══ Dataset records ══

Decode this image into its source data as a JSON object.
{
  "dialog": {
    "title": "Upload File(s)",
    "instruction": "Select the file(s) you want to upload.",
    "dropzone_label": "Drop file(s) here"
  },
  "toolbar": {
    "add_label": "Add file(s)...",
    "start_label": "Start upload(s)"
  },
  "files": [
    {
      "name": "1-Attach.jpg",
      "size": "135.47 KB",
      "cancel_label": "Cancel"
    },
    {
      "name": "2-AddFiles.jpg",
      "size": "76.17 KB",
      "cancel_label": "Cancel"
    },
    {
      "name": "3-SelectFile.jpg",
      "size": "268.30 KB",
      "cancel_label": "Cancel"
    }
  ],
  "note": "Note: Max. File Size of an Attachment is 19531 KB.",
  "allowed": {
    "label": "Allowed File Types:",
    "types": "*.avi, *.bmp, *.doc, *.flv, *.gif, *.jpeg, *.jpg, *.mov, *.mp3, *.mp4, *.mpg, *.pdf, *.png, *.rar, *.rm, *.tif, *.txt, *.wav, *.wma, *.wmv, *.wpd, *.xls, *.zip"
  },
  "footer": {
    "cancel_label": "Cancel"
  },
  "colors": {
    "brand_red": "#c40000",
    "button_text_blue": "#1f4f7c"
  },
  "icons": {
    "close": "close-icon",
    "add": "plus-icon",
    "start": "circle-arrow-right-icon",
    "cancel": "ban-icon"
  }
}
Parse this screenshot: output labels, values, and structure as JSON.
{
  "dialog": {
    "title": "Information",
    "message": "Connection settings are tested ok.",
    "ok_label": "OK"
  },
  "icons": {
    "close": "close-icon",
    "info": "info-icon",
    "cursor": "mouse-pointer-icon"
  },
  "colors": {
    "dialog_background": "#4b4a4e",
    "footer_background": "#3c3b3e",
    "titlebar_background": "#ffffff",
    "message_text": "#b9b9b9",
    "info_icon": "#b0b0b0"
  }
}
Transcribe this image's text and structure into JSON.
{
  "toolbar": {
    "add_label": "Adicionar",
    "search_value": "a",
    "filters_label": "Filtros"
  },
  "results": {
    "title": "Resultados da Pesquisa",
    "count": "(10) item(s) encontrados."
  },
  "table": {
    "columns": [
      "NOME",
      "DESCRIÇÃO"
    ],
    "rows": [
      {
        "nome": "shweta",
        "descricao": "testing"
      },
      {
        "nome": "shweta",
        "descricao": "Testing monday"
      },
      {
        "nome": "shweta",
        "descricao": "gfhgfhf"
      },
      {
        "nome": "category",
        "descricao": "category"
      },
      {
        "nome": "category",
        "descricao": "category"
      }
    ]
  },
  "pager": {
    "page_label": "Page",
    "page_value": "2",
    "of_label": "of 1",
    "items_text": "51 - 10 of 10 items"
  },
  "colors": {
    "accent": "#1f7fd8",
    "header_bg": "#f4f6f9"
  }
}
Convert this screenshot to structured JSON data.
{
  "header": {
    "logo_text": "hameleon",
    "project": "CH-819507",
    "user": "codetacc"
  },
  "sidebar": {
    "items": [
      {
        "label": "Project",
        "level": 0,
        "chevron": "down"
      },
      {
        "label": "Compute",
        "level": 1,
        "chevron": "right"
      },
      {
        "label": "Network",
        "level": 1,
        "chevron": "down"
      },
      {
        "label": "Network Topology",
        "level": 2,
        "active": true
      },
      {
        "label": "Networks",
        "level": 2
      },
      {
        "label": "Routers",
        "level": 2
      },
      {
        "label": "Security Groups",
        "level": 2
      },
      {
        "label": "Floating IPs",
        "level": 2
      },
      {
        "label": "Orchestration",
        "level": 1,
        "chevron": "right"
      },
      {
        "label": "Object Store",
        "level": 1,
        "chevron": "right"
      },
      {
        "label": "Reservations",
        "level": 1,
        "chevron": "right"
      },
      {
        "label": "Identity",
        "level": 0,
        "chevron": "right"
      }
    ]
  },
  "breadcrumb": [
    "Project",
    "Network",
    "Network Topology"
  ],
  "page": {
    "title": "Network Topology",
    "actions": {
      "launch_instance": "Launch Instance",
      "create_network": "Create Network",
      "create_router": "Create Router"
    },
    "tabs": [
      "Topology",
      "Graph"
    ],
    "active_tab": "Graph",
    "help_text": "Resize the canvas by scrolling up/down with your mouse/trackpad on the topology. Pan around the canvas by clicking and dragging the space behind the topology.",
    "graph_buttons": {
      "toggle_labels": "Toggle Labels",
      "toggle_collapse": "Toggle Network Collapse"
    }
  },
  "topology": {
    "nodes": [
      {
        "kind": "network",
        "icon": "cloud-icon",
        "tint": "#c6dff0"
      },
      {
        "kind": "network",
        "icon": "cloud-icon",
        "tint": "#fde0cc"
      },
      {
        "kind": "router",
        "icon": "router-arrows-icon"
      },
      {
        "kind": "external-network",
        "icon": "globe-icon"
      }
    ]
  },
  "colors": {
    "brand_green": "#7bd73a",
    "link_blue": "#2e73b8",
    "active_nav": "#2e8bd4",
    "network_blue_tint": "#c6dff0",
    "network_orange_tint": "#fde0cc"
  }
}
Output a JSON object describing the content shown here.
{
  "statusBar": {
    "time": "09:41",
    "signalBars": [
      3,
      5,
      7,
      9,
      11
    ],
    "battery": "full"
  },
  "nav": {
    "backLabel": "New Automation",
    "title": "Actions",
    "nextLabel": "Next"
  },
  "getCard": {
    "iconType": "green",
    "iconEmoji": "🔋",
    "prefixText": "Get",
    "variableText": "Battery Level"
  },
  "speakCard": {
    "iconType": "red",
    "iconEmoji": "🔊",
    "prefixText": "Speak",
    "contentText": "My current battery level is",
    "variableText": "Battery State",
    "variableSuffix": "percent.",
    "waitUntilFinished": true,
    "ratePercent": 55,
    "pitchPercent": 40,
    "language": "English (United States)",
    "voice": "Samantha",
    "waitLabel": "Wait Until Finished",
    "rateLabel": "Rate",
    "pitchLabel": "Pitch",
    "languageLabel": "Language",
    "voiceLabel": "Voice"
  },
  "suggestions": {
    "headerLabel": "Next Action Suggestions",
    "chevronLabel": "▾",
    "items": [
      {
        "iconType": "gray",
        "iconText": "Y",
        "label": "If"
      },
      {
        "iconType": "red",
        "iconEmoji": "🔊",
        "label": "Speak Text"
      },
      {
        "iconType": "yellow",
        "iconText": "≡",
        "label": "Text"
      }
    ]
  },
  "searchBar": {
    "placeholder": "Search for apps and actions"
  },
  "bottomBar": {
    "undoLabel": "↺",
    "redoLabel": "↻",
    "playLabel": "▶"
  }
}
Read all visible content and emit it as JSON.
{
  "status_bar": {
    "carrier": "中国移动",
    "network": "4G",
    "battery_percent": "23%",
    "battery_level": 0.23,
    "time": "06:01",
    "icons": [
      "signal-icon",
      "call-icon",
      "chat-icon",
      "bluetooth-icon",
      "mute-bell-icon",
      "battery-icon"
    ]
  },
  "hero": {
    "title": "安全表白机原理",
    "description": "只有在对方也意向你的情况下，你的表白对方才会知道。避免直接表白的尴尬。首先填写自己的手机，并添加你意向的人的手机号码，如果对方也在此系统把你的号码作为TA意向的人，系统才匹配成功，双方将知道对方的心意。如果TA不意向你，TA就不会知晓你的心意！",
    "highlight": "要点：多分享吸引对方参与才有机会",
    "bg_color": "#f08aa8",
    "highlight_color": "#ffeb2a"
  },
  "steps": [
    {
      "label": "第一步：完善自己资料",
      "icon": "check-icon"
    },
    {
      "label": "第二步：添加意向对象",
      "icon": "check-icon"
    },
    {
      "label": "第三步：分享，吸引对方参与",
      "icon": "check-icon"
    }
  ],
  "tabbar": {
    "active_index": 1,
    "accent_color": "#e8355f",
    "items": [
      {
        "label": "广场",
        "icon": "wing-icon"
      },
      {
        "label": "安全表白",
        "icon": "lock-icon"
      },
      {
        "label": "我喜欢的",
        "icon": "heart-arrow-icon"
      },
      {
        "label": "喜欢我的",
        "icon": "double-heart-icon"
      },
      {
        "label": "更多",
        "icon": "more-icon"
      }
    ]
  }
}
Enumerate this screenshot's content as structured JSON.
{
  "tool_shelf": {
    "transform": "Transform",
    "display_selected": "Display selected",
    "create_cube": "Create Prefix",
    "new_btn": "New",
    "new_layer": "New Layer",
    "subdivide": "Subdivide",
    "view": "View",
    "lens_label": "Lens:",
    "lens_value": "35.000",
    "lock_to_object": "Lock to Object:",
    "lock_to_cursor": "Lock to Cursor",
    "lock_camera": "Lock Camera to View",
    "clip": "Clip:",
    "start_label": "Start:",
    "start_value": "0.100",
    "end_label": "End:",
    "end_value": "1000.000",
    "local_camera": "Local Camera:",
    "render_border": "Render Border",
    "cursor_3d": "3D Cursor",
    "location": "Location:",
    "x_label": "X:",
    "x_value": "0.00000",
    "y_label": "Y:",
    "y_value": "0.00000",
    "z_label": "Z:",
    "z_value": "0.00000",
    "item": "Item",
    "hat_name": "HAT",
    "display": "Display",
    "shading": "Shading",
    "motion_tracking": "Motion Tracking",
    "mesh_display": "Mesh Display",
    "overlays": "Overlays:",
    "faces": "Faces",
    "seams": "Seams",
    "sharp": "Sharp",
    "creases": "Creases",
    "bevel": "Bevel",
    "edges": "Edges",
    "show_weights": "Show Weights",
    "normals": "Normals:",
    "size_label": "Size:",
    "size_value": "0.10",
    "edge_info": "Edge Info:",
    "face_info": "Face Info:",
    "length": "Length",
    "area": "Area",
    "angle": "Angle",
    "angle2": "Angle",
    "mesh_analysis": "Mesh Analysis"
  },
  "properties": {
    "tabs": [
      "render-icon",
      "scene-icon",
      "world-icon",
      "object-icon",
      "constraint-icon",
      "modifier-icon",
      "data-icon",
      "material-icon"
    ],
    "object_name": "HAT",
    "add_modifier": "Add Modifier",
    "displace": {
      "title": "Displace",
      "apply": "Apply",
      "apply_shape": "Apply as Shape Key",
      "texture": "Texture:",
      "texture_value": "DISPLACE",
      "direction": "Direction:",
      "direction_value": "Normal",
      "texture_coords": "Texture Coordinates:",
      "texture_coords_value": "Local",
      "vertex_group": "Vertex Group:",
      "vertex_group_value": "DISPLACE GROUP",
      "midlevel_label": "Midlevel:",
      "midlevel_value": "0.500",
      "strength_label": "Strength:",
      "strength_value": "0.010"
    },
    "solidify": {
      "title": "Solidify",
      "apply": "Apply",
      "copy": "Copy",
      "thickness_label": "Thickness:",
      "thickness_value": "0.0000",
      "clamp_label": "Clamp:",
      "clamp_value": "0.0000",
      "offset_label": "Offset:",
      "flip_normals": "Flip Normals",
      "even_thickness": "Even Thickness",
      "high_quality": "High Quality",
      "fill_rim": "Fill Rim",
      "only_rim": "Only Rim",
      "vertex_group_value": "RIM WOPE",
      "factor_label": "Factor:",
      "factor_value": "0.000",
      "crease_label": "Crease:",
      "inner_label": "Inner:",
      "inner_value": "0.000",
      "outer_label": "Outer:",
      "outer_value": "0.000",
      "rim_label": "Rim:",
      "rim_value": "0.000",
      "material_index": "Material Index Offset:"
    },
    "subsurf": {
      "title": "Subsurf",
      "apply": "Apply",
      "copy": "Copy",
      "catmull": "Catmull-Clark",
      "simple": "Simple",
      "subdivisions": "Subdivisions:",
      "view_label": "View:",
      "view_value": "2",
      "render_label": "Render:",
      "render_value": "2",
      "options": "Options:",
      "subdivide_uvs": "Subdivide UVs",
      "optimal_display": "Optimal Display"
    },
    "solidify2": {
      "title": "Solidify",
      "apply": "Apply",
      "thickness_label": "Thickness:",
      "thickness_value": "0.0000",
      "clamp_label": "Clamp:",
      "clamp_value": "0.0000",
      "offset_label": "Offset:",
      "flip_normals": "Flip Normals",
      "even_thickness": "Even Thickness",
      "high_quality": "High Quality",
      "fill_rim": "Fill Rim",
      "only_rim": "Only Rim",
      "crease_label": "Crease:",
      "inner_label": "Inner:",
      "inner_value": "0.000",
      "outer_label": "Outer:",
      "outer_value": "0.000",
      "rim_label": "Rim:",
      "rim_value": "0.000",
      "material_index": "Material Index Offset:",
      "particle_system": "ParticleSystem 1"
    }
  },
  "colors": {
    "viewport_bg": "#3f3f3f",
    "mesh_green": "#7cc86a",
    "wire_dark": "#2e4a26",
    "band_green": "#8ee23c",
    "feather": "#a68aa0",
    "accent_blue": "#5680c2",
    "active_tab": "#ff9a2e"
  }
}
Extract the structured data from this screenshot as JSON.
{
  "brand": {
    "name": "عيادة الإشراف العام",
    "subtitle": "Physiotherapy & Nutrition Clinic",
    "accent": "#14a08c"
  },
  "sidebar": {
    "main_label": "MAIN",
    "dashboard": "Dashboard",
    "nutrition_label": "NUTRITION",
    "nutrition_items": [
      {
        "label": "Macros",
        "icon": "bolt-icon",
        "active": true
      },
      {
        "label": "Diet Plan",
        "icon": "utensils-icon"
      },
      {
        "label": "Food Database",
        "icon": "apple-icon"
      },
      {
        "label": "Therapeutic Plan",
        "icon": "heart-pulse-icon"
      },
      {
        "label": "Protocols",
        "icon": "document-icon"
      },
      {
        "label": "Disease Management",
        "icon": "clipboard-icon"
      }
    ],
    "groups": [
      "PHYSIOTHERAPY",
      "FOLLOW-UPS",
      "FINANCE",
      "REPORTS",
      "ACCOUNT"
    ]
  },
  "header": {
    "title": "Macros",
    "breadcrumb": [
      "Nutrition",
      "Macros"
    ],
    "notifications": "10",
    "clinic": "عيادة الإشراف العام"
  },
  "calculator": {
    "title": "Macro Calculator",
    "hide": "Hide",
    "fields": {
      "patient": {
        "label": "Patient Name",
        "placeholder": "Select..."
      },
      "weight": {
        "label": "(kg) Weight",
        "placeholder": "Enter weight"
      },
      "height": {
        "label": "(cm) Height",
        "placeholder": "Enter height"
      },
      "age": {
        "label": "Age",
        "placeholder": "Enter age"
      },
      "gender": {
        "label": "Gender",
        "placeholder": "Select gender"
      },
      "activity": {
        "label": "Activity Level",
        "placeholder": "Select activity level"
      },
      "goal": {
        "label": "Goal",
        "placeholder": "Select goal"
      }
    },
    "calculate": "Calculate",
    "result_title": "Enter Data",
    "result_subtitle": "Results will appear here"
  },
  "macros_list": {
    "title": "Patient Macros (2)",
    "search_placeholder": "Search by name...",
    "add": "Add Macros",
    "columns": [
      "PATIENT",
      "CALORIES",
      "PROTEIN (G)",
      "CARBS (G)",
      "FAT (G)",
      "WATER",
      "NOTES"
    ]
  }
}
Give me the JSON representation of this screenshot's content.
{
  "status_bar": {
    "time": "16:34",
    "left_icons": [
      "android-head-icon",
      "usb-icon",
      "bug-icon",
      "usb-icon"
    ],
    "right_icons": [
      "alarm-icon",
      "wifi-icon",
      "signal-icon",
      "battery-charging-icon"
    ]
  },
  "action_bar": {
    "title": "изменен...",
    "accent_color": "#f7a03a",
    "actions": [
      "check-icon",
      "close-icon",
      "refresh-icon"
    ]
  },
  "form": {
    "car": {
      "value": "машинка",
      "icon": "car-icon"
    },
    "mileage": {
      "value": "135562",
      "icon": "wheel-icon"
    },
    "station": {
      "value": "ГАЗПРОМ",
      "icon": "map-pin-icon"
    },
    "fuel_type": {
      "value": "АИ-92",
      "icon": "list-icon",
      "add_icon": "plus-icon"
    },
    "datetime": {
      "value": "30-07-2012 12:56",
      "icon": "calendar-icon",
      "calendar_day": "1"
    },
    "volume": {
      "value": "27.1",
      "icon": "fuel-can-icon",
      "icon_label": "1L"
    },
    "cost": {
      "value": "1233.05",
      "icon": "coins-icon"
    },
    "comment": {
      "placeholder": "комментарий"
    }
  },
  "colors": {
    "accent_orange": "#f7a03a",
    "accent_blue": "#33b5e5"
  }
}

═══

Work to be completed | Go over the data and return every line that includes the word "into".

Solution for this problem |
Decode this image into its source data as a JSON object.
Transcribe this image's text and structure into JSON.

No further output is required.